Craig Geno, an attorney representing PeopLoungers, said Friday that an auction for the company's assets ''is on hold, at least temporarily ... we'll see how we do and see where we are.''
At a recent bankruptcy court hearing in Aberdeen. the Bank of New Albany, which has a lien on PeopLoungers' land, equipment and building in Nettleton, argued for the asset sale. PeopLoungers' legal team and others said it would be in the best interest of all to keep the company operating.
In addition, Capital Business Credit has infused several million dollars into the company to keep it running and said it opposed an asset sale.
''The lender has agreed to support us during this time frame, and we'd like to see how we do on our own without worrying about pressure to sell,'' Geno said. ''Now, if a really good offer comes through, we'll certainly consider it, but we want to continue to operate. And we've got a chief restructuring officer who has a lot of experience.''
Chapter 11, the most common form of bankruptcy, frees a company from the threat of creditors' lawsuits while it organizes its finances. Debtor's reorganization plan must be accepted by a majority of its creditors. Unless the court rules otherwise, the debtor remains in control of the business and its assets.
PeopLoungers has about 425 employees at its Nettleton facility. It also maintains showrooms at the Tupelo Furniture Market and in High Point, N.C.
Motion furniture include items such as recliners, sleepers and items that recline, swivel, and massage.
In its bankruptcy filing, PeopLoungers said it owed its 20 largest unsecured creditors nearly $5.7 million.
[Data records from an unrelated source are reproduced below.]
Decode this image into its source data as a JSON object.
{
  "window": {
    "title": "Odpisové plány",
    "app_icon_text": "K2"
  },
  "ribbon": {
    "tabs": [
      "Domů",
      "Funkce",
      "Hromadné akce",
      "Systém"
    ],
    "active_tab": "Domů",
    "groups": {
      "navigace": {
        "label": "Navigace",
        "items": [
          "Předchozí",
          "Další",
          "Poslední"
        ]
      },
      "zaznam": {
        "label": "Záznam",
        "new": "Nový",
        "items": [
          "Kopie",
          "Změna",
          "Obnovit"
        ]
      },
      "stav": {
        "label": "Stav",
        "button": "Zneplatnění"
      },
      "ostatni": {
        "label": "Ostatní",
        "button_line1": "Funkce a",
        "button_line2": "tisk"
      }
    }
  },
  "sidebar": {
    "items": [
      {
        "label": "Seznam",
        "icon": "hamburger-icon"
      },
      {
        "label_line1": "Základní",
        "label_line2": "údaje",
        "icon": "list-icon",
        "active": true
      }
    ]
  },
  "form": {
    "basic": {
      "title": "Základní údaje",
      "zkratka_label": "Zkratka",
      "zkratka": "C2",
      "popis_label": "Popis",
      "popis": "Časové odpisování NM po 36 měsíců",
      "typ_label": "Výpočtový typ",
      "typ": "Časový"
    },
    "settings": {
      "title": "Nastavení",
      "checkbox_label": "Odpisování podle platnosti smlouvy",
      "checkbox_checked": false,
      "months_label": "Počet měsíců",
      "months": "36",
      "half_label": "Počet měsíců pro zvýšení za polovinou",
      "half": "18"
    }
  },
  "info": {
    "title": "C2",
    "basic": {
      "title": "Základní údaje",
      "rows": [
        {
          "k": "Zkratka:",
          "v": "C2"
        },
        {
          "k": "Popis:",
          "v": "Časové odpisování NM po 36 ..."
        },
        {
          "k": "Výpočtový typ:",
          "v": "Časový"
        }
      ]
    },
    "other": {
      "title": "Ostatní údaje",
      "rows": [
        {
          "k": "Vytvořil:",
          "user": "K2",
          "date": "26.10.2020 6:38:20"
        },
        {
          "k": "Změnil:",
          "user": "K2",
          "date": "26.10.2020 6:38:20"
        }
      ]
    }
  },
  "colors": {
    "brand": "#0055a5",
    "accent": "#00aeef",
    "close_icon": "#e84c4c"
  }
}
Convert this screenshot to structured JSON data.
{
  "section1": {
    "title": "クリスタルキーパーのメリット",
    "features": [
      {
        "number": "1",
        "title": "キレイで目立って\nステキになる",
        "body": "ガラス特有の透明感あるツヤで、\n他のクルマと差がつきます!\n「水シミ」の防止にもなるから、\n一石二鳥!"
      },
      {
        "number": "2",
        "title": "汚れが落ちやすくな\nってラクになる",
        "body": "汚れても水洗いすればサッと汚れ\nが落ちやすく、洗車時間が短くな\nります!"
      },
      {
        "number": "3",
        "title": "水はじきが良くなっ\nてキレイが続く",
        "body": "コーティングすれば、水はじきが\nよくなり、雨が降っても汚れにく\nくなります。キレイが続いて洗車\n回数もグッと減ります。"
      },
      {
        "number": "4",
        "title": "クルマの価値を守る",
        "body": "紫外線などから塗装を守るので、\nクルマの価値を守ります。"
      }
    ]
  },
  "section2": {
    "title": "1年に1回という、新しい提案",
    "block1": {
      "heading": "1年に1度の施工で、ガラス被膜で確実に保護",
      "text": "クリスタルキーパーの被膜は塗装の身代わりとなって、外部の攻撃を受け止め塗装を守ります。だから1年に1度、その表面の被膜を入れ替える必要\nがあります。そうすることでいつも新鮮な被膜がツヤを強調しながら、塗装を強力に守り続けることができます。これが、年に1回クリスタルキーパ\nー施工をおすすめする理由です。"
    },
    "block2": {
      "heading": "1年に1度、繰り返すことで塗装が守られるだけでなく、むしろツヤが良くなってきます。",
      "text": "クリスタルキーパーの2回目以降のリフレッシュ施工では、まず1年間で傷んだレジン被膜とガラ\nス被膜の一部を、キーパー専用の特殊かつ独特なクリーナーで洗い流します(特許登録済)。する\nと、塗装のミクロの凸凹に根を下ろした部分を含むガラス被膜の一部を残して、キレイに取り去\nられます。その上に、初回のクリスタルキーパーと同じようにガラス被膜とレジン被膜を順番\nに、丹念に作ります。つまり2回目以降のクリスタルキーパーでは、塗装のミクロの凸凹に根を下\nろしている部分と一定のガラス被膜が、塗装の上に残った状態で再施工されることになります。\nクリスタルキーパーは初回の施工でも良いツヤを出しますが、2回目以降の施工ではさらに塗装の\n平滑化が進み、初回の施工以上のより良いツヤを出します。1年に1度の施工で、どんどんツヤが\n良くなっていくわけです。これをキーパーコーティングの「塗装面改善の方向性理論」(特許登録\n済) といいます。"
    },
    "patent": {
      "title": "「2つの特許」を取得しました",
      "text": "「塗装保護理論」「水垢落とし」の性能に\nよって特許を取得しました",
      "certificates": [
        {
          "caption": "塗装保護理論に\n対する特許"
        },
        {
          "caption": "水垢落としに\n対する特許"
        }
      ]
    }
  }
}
Sales had dropped from about $94 million in 2003 to about $50 million, according to company officials.